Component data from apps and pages
# # # # # # #
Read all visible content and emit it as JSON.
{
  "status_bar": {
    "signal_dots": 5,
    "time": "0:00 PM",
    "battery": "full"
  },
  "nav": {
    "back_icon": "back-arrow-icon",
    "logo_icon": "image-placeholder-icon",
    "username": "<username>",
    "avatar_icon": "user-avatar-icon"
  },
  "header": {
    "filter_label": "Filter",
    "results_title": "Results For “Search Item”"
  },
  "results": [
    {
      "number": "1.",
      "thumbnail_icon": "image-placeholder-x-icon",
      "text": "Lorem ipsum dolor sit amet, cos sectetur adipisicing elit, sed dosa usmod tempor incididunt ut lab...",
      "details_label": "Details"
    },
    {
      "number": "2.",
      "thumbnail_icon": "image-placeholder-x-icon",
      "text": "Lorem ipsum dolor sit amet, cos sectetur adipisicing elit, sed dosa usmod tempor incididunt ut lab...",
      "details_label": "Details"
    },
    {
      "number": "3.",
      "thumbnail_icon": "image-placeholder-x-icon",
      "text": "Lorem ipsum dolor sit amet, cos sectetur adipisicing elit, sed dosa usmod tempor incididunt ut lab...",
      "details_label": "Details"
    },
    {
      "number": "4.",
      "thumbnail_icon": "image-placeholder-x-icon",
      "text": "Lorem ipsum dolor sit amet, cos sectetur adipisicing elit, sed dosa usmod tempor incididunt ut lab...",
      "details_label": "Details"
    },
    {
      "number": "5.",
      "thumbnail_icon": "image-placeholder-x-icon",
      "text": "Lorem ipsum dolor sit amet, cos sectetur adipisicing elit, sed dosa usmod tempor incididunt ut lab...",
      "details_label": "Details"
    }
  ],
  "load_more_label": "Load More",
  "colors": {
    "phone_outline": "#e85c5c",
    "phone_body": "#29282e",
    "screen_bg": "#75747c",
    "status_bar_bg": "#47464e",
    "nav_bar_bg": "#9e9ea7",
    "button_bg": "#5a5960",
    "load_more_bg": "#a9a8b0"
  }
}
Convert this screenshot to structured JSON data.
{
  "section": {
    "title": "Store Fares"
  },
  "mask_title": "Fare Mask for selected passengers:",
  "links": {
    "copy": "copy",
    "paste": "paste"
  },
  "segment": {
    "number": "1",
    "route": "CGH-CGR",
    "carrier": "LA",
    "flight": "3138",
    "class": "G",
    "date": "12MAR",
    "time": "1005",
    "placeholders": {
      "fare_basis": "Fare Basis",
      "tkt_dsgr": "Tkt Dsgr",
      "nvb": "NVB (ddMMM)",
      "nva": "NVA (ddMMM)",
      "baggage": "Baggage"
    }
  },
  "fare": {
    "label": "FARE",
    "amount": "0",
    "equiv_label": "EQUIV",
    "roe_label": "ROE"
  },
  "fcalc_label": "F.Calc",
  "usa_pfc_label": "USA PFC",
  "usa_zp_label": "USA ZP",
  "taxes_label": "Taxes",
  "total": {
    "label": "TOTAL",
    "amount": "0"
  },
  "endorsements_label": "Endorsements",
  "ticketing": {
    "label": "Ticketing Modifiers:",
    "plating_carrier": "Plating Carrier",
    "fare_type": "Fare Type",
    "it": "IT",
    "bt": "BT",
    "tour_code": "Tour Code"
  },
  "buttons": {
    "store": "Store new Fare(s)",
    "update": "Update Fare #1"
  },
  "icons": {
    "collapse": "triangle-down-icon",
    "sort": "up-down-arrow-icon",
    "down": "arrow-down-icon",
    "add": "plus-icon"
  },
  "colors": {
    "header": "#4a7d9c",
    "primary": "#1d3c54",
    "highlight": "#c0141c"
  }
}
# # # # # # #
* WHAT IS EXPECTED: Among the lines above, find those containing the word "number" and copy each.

* EXERCISE SOLUTION:
      "number": "1.",
      "number": "2.",
      "number": "3.",
      "number": "4.",
      "number": "5.",
    "number": "1",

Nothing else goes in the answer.